EXERCISE DESCRIPTION
What is the number of lines below that hold "Scimitar"? Answer with that number only.

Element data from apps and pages
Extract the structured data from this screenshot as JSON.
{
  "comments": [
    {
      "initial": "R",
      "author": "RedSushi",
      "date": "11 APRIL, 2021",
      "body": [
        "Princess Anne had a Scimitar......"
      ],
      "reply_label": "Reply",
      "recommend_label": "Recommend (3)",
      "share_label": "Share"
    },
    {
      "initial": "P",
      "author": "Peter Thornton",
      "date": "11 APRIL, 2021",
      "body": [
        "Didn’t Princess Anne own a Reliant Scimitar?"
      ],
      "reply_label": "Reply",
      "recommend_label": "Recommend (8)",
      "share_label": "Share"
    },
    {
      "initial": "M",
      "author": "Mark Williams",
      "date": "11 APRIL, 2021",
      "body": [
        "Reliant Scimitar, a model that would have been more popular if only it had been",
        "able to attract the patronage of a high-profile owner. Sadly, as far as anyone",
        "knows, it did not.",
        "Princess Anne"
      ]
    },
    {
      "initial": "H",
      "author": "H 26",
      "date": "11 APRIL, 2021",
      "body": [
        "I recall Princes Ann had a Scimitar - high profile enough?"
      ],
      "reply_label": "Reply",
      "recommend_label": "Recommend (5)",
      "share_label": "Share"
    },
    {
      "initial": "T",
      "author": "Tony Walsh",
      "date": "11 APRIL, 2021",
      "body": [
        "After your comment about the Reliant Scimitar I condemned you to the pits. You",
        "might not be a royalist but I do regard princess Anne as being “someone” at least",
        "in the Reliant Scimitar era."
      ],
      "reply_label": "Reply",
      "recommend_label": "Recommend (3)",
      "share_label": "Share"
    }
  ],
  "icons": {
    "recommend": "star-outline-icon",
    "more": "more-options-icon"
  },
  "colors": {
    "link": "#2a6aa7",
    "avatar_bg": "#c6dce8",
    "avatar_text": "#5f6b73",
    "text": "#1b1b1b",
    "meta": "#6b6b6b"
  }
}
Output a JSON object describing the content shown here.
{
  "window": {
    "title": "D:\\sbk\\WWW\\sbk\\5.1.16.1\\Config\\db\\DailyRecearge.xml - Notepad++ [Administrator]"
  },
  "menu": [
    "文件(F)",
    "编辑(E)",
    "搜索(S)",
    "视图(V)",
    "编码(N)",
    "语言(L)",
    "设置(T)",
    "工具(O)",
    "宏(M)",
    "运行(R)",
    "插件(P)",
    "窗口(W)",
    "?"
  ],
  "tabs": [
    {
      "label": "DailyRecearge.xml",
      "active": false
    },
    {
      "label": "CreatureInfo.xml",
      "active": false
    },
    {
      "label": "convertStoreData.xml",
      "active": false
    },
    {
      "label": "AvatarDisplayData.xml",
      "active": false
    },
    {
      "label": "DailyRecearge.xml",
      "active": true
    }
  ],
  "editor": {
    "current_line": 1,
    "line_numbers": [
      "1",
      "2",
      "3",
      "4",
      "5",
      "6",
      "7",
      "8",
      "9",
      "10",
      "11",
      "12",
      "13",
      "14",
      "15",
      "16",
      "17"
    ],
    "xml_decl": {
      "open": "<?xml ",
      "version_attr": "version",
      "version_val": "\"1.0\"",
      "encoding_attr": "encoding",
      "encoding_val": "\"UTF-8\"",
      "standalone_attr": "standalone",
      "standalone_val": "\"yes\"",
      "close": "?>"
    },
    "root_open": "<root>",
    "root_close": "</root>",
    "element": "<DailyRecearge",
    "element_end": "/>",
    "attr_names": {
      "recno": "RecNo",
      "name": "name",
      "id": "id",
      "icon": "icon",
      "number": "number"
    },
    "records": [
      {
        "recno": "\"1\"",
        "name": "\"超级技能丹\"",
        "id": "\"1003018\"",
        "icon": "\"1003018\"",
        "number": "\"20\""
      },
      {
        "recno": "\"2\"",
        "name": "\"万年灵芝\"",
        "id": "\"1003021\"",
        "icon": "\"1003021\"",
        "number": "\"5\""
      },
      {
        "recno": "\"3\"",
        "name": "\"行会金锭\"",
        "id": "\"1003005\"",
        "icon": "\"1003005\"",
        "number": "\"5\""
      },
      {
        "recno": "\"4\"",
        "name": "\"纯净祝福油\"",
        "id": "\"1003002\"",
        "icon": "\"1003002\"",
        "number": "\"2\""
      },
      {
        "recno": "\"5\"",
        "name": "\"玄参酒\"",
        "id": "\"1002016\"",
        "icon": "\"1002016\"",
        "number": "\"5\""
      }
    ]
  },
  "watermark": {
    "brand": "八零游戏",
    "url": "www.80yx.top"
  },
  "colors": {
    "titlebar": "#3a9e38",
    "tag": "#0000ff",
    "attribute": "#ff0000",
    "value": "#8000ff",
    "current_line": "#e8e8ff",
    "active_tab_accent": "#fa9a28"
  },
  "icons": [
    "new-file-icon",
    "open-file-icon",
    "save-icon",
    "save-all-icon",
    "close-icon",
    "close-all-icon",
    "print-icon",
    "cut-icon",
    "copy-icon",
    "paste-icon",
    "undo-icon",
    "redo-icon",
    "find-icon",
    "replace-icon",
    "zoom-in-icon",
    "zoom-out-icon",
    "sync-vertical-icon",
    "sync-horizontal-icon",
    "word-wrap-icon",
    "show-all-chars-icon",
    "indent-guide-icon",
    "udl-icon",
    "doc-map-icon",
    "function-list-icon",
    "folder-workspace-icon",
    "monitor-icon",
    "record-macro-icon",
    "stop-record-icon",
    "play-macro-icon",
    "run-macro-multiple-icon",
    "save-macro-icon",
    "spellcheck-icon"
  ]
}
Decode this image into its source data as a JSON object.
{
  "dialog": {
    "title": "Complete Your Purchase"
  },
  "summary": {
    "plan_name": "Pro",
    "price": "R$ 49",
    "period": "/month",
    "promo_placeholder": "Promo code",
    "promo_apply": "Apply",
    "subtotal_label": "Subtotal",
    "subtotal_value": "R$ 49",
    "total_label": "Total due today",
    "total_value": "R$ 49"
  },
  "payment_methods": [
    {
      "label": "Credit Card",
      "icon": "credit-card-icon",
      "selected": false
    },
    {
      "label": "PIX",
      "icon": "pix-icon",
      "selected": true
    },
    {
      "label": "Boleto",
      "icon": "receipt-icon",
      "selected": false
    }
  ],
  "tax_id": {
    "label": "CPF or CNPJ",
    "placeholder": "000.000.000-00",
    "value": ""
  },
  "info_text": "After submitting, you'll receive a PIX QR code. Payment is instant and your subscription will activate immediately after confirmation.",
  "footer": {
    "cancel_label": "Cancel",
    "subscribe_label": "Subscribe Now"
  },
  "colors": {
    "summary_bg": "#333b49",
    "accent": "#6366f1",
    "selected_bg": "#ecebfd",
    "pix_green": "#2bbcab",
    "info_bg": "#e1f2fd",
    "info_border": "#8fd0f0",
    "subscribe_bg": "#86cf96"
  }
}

ANSWER FOR THIS EXERCISE
6